## TASK INSTRUCTIONS
The required answer is each line in the entries below where "subtitle" occurs.

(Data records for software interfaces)
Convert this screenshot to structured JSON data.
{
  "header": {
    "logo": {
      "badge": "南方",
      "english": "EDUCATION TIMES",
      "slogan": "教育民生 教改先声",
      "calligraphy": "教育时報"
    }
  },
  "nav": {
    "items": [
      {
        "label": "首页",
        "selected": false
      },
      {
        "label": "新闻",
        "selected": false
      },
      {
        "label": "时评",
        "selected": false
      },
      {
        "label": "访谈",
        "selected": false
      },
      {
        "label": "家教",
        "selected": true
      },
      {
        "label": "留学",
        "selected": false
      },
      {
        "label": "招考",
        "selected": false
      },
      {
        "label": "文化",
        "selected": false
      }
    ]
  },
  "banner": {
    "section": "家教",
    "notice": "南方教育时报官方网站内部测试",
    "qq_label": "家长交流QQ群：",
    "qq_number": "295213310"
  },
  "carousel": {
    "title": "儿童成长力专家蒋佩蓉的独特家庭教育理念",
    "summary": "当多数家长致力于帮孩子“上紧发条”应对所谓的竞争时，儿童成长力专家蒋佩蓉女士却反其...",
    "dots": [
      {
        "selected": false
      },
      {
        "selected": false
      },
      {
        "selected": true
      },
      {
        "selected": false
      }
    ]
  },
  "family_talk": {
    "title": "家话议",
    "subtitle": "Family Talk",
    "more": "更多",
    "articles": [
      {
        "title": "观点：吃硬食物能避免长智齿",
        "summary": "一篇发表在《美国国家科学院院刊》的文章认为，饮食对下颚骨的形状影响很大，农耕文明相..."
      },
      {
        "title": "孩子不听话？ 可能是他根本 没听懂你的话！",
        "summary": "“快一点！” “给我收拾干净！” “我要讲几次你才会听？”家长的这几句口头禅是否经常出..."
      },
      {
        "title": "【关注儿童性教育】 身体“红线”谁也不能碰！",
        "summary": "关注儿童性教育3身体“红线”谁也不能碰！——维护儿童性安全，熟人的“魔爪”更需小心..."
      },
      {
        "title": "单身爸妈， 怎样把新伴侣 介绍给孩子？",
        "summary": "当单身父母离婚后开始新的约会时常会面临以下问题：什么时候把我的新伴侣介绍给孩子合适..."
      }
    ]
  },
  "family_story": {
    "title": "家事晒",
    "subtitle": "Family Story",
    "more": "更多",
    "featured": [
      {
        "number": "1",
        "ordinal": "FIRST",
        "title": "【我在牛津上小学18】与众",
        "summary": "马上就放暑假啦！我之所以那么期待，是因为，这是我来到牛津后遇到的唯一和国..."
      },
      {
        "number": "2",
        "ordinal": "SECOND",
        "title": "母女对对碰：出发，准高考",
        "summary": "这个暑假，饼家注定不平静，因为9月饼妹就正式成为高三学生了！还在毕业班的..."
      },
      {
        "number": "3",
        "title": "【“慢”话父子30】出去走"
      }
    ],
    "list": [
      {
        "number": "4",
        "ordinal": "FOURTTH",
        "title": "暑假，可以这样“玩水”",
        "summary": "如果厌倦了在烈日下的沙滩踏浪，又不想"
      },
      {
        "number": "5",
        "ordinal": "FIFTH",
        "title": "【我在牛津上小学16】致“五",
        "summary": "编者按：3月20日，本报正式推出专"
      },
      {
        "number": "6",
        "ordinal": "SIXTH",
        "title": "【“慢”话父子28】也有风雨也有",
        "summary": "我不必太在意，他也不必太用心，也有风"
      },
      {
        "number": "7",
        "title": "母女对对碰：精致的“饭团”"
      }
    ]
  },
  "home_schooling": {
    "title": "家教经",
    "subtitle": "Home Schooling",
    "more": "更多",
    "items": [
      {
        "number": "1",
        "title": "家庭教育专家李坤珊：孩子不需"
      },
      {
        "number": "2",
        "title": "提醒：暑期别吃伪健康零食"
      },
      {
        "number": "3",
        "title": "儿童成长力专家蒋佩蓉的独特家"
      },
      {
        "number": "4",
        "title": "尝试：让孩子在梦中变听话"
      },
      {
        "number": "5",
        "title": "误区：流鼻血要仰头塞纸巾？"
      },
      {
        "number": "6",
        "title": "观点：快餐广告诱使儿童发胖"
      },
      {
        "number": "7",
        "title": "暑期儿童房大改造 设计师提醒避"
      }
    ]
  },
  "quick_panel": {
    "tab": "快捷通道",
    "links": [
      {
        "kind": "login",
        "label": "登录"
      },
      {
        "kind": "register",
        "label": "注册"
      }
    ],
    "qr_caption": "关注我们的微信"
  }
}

## EXERCISE ANSWER
    "subtitle": "Family Talk",
    "subtitle": "Family Story",
    "subtitle": "Home Schooling",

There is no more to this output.